Theater scene: two women making a call on a witch (the three of them wear theater masks). Roman mosaic from the Villa del Cicerone in Pompeii, now in the Museo Archeologico Nazionale (Naples). Work of Dioscorides of Samos.
Witches have a long and elaborate history. Their forerunners appear in the Bible, in the story of King Saul consulting the so-called Witch of Endor. They also crop up in the classical era in the form of winged harpies and screech-owl-like “strixes” – frightening flying creatures that fed on the flesh of babies. (– Alastair Sooke.)
Abandoned by God, desperate to get a reply from Him, Saul summons witches to foretell his future. Scrolls in the skies cite passages from the Bible. In the center, inside a magic circle, a witch is crafting her witchery.
The tumultuous 16th and 17th centuries were ‘golden age’ of witchcraft imagery.

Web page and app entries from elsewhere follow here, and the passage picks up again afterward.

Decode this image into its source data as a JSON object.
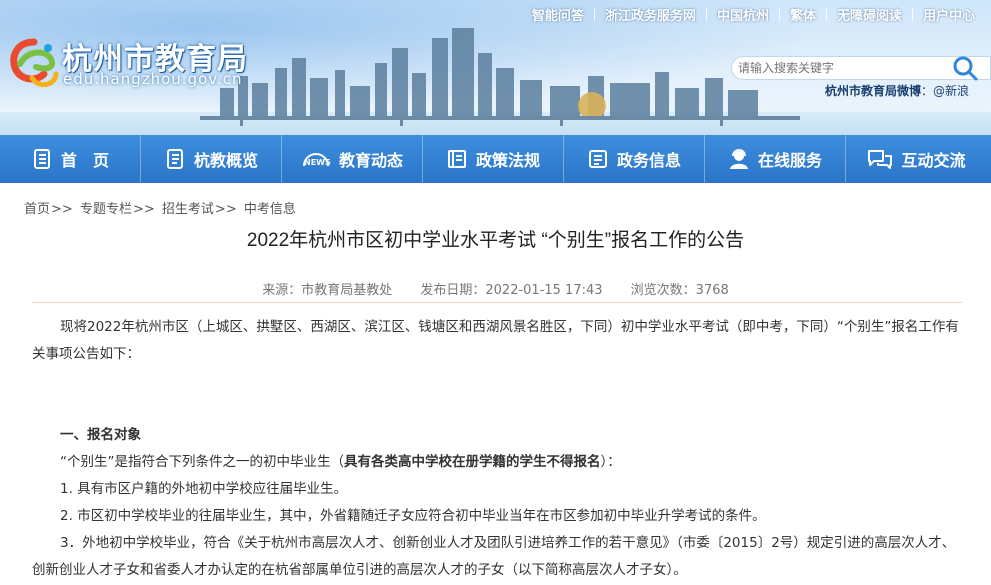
{
  "site": {
    "name_cn": "杭州市教育局",
    "domain": "edu.hangzhou.gov.cn"
  },
  "top_links": [
    "智能问答",
    "浙江政务服务网",
    "中国杭州",
    "繁体",
    "无障碍阅读",
    "用户中心"
  ],
  "search": {
    "placeholder": "请输入搜索关键字"
  },
  "weibo": {
    "label": "杭州市教育局微博",
    "handle": "@新浪"
  },
  "nav": [
    {
      "label": "首　页",
      "icon": "home-doc-icon"
    },
    {
      "label": "杭教概览",
      "icon": "overview-doc-icon"
    },
    {
      "label": "教育动态",
      "icon": "news-icon"
    },
    {
      "label": "政策法规",
      "icon": "policy-book-icon"
    },
    {
      "label": "政务信息",
      "icon": "gov-info-icon"
    },
    {
      "label": "在线服务",
      "icon": "service-person-icon"
    },
    {
      "label": "互动交流",
      "icon": "chat-bubbles-icon"
    }
  ],
  "breadcrumb": {
    "items": [
      "首页",
      "专题专栏",
      "招生考试",
      "中考信息"
    ],
    "separator": ">>"
  },
  "article": {
    "title": "2022年杭州市区初中学业水平考试 “个别生”报名工作的公告",
    "source": "来源：市教育局基教处",
    "date": "发布日期：2022-01-15 17:43",
    "views": "浏览次数：3768",
    "intro": "现将2022年杭州市区（上城区、拱墅区、西湖区、滨江区、钱塘区和西湖风景名胜区，下同）初中学业水平考试（即中考，下同）“个别生”报名工作有关事项公告如下：",
    "section1_heading": "一、报名对象",
    "section1_lead_a": "“个别生”是指符合下列条件之一的初中毕业生（",
    "section1_lead_bold": "具有各类高中学校在册学籍的学生不得报名",
    "section1_lead_b": "）：",
    "item1": "1. 具有市区户籍的外地初中学校应往届毕业生。",
    "item2": "2. 市区初中学校毕业的往届毕业生，其中，外省籍随迁子女应符合初中毕业当年在市区参加初中毕业升学考试的条件。",
    "item3": "3．外地初中学校毕业，符合《关于杭州市高层次人才、创新创业人才及团队引进培养工作的若干意见》（市委〔2015〕2号）规定引进的高层次人才、创新创业人才子女和省委人才办认定的在杭省部属单位引进的高层次人才的子女（以下简称高层次人才子女）。"
  },
  "colors": {
    "nav_bg": "#2a74c8",
    "nav_text": "#ffffff",
    "rule": "#e6d9c5"
  }
}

Witch trials convulsed Europe, witch-hunts lasting from 1550 to 1630.
“Across Europe, there was the Reformation and Counter-Reformation, the Thirty Years’ War, fantastic poverty and social change,” says Petherbridge. “Even King James in his text Daemonologie  was asking: why was there such a proliferation of witches? Everybody assumed it was because the world had got so foul that it was coming to an end.” As a result there was an outpouring of brutally misogynistic witchcraft imagery, with artists taking advantage of the invention of the printing press to disseminate material rapidly and widely.(– Deanna Petherbridge, artist and writer.)

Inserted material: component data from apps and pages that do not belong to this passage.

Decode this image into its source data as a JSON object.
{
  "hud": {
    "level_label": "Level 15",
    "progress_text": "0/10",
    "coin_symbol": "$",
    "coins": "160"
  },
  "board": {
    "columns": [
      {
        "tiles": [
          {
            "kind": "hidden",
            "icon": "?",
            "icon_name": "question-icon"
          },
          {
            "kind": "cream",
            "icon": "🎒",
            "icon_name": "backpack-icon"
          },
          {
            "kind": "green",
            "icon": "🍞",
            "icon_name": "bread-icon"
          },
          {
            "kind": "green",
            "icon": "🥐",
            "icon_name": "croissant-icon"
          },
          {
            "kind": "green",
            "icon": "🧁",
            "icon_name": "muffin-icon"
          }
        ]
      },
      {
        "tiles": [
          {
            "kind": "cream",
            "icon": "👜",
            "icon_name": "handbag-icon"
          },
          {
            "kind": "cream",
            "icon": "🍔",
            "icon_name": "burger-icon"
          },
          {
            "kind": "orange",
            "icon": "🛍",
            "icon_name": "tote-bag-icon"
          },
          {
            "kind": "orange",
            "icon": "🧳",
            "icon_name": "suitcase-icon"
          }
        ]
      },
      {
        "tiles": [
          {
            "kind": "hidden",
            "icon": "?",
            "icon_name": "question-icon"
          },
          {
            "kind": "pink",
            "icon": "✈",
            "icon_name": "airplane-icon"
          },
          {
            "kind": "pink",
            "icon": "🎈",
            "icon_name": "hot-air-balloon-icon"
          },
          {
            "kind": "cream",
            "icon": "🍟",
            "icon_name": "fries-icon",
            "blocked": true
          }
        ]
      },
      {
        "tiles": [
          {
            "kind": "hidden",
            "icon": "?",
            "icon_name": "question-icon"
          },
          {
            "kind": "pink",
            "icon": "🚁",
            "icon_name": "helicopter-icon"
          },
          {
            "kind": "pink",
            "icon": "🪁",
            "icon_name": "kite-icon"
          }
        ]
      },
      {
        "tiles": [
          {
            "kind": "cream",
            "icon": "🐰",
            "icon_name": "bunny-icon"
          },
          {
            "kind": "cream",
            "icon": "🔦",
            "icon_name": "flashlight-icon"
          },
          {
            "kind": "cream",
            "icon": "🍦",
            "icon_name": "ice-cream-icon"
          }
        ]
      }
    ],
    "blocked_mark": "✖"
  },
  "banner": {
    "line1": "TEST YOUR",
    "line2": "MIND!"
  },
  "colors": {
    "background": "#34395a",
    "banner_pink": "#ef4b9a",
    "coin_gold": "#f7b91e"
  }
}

Frans Francken the Younger: Witches’ Kitchen, c. 1610:
Fillet of a fenny snake,
In the caldron boil and bake;
Eye of newt, and toe of frog,
Wool of bat, and tongue of dog,
Adder’s fork, and blind-worm’s sting,
Lizard’s leg, and owlet’s wing,—
For a charm of powerful trouble,
Like a hell-broth boil and bubble.
A fine recipe from the three Shakespearean witches — an easy meal for the whole family to enjoy.
In the 19th Century, the Pre-Raphaelites and the Symbolists were both drawn to the figure of the witch, whom they recast as a femme fatale. But their sinister seductresses arguably belong more to the realm of sexual fantasy than high art.
The Sorceress is a painting by John William Waterhouse completed between 1911 and 1915.
And a rather non-threatening witches of Jean-Baptiste Monge:
Many art critics agree that throughout the history of the art having the witchcraft imagery as its subject the one constant is — surprise, surprise! — misogyny (save the sexy Pre-Raphaelites’ sorceresses, obviously, which more comfortably fall into the category of sexual objectification.)“I believe that men are generally still a little afraid of the dark, though the witches are all hung, and Christianity and candles have been introduced.”
―Henry David Thoreau